Massachusetts has released the final version of a landmark ocean-management plan, creating a vast regulatory map for the state's coastal waters and setting new limits for offshore wind farms.
The plan allows up to 266 wind turbines in state waters _ 166 in two designated commercial wind farm areas and 100 more turbines scattered up and down the coast in smaller "community" projects _ as the state tries to ramp up its renewable energy output.
Authorized by the state's Oceans Act of 2008, the plan is designed to regulate development in state-controlled waters, which extend three miles offshore.
It creates protected areas and prohibits development in state waters near the Cape Cod National Seashore.

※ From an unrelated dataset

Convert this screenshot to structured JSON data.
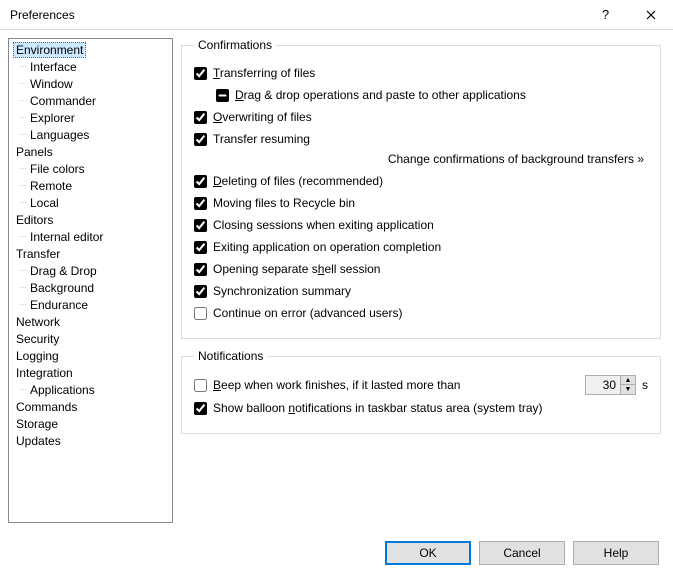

The protected habitats include eelgrass beds and submerged rocky areas that provide shelter to some of the greatest marine biodiversity in the coastal waters. The plan is also designed to shield whale migratory paths and the habitats of endangered roseate terns.
Before the map, development in state waters had been handled piecemeal, said state Secretary of Energy and Environmental Affairs Ian Bowles.

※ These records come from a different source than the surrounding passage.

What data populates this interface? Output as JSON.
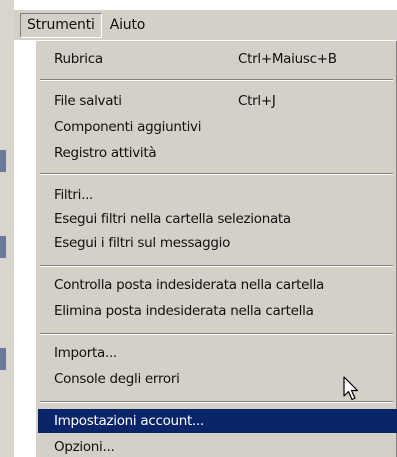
{
  "menubar": {
    "items": [
      {
        "label": "Strumenti"
      },
      {
        "label": "Aiuto"
      }
    ]
  },
  "menu": {
    "items": [
      {
        "label": "Rubrica",
        "shortcut": "Ctrl+Maiusc+B"
      },
      {
        "label": "File salvati",
        "shortcut": "Ctrl+J"
      },
      {
        "label": "Componenti aggiuntivi",
        "shortcut": ""
      },
      {
        "label": "Registro attività",
        "shortcut": ""
      },
      {
        "label": "Filtri...",
        "shortcut": ""
      },
      {
        "label": "Esegui filtri nella cartella selezionata",
        "shortcut": ""
      },
      {
        "label": "Esegui i filtri sul messaggio",
        "shortcut": ""
      },
      {
        "label": "Controlla posta indesiderata nella cartella",
        "shortcut": ""
      },
      {
        "label": "Elimina posta indesiderata nella cartella",
        "shortcut": ""
      },
      {
        "label": "Importa...",
        "shortcut": ""
      },
      {
        "label": "Console degli errori",
        "shortcut": ""
      },
      {
        "label": "Impostazioni account...",
        "shortcut": ""
      },
      {
        "label": "Opzioni...",
        "shortcut": ""
      }
    ],
    "highlighted_item": "Impostazioni account..."
  },
  "colors": {
    "menu_background": "#d4d0c8",
    "highlight_background": "#0a246a",
    "highlight_text": "#ffffff"
  }
}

State officials say the map is the first in the country with such a comprehensive scope. Other states, including California and New York, have adopted measures designed to protect offshore ecosystems. Rhode Island is working on its own coastal management plan.

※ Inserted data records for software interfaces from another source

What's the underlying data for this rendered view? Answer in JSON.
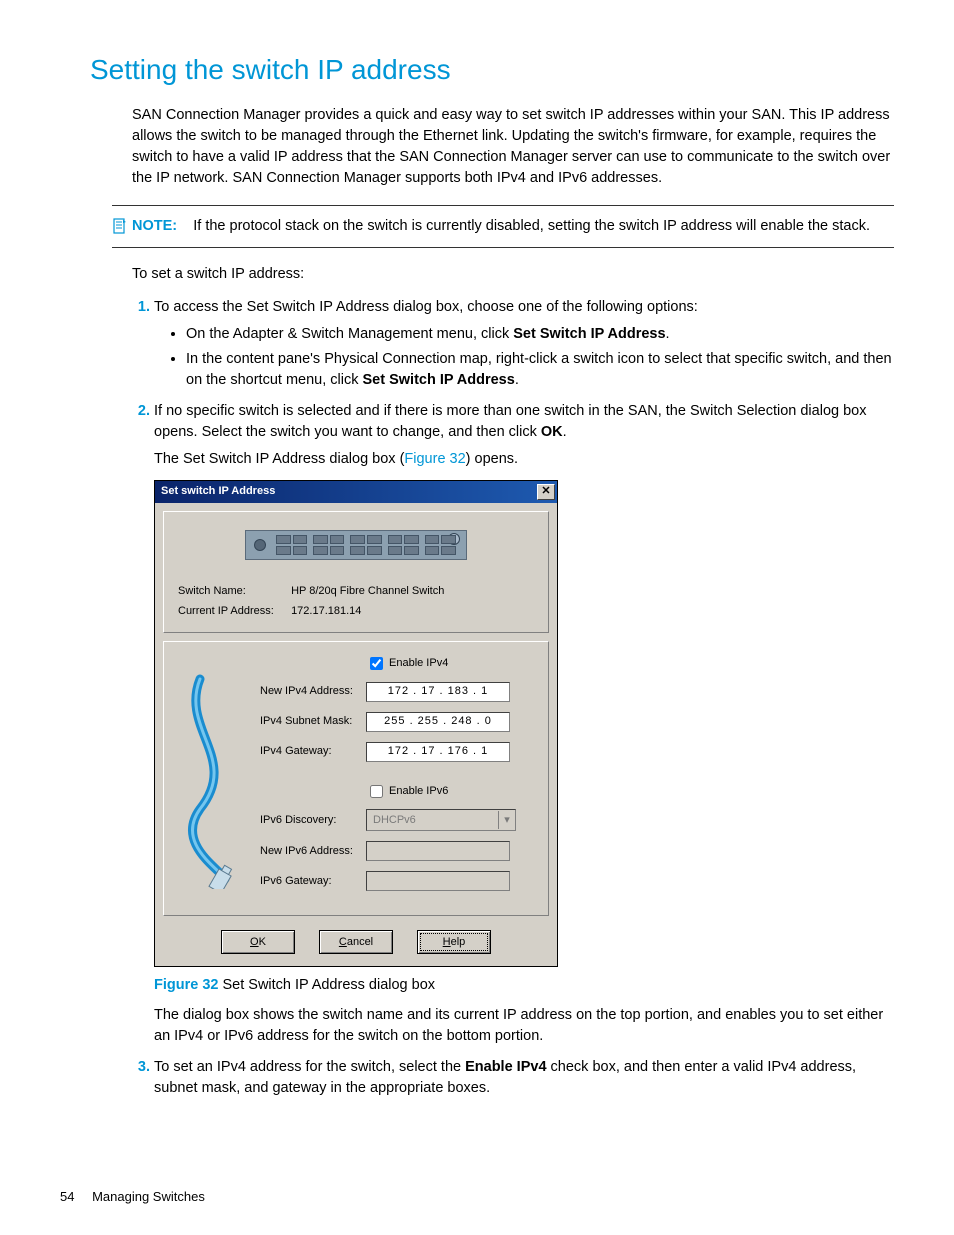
{
  "heading": "Setting the switch IP address",
  "intro": "SAN Connection Manager provides a quick and easy way to set switch IP addresses within your SAN. This IP address allows the switch to be managed through the Ethernet link. Updating the switch's firmware, for example, requires the switch to have a valid IP address that the SAN Connection Manager server can use to communicate to the switch over the IP network. SAN Connection Manager supports both IPv4 and IPv6 addresses.",
  "note": {
    "label": "NOTE:",
    "text": "If the protocol stack on the switch is currently disabled, setting the switch IP address will enable the stack."
  },
  "lead": "To set a switch IP address:",
  "step1": {
    "text": "To access the Set Switch IP Address dialog box, choose one of the following options:",
    "bullets": [
      {
        "pre": "On the Adapter & Switch Management menu, click ",
        "bold": "Set Switch IP Address",
        "post": "."
      },
      {
        "pre": "In the content pane's Physical Connection map, right-click a switch icon to select that specific switch, and then on the shortcut menu, click ",
        "bold": "Set Switch IP Address",
        "post": "."
      }
    ]
  },
  "step2": {
    "text_pre": "If no specific switch is selected and if there is more than one switch in the SAN, the Switch Selection dialog box opens. Select the switch you want to change, and then click ",
    "text_bold": "OK",
    "text_post": ".",
    "sub_pre": "The Set Switch IP Address dialog box (",
    "sub_link": "Figure 32",
    "sub_post": ") opens."
  },
  "dialog": {
    "title": "Set switch IP Address",
    "close_glyph": "✕",
    "switch_name_label": "Switch Name:",
    "switch_name_value": "HP 8/20q Fibre Channel Switch",
    "current_ip_label": "Current IP Address:",
    "current_ip_value": "172.17.181.14",
    "enable_ipv4_label": "Enable IPv4",
    "rows_v4": {
      "addr_label": "New IPv4 Address:",
      "addr_value": "172   .  17   .  183  .    1",
      "mask_label": "IPv4 Subnet Mask:",
      "mask_value": "255  . 255  .  248  .    0",
      "gw_label": "IPv4 Gateway:",
      "gw_value": "172   .  17   .  176  .    1"
    },
    "enable_ipv6_label": "Enable IPv6",
    "rows_v6": {
      "disc_label": "IPv6 Discovery:",
      "disc_value": "DHCPv6",
      "addr_label": "New IPv6 Address:",
      "gw_label": "IPv6 Gateway:"
    },
    "buttons": {
      "ok": "OK",
      "cancel": "Cancel",
      "help": "Help"
    },
    "underline": {
      "ok": "O",
      "cancel": "C",
      "help": "H"
    }
  },
  "figure": {
    "label": "Figure 32",
    "caption": " Set Switch IP Address dialog box"
  },
  "after_fig": "The dialog box shows the switch name and its current IP address on the top portion, and enables you to set either an IPv4 or IPv6 address for the switch on the bottom portion.",
  "step3": {
    "pre": "To set an IPv4 address for the switch, select the ",
    "bold": "Enable IPv4",
    "post": " check box, and then enter a valid IPv4 address, subnet mask, and gateway in the appropriate boxes."
  },
  "footer": {
    "page": "54",
    "section": "Managing Switches"
  }
}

President Barack Obama last year started a similar effort to draft a regulatory framework for federal waters _ beyond the three-mile band of state waters.
Although the plan allows up to 266 turbines, Bowles said he doesn't anticipate many of the community-based wind turbines being built _ at least not soon _ due to the high costs of siting and construction, although he acknowledged that technological improvements could bring those costs down.
The map parcels out the number of allowed community energy projects to each of the state's seven regional planning authorities based on the length of shoreline and area of coastal waters. The plan also requires any project be endorsed by its host community.
Bowles said the final version of the map improves on an earlier version released in July in part by creating tougher protections for ecologically sensitive areas, which constitute nearly two-thirds of the state's waters.
The final version sets a higher regulatory hurdle than the earlier version by requiring developers show that no environmental harm will come from proposed projects in those areas _ or prove that the state's data is wrong.
"It's a much more difficult standard than was there before," Bowles said.
Environmental groups praised the plan, saying it balances protection of vulnerable marine wildlife and habitats with responsible ocean uses.
"It's a real victory for the ocean and everyone who depends on it," said Priscilla Brooks of the Conservation Law Foundation. "The bar has been set very high."
The map would do nothing to block the development of the 130-turbine Cape Wind project, the nation's first proposed offshore wind farm, to be located in federal waters off Nantucket Sound.
The plan establishes two new zones for commercial wind-energy projects south of Cuttyhunk Island near the southern end of the Elizabeth Islands and south of Nomans Land, off Martha's Vineyard.
The plan gives local communities some say over the "appropriate scale" of any commercial wind farm in state waters.
The state is also forming a task force with the U.S. Minerals Management Service to coordinate the planning and review of large-scale wind-energy projects in adjacent federal waters.
The plan also sets out priorities for ocean management-related research over the next five years, including better ways to identify sensitive habitats and monitoring the effects of climate change in Massachusetts waters.
On the Net:
Massachusetts Executive Office of Energy and Environmental Affairs: http://www.mass.gov/eea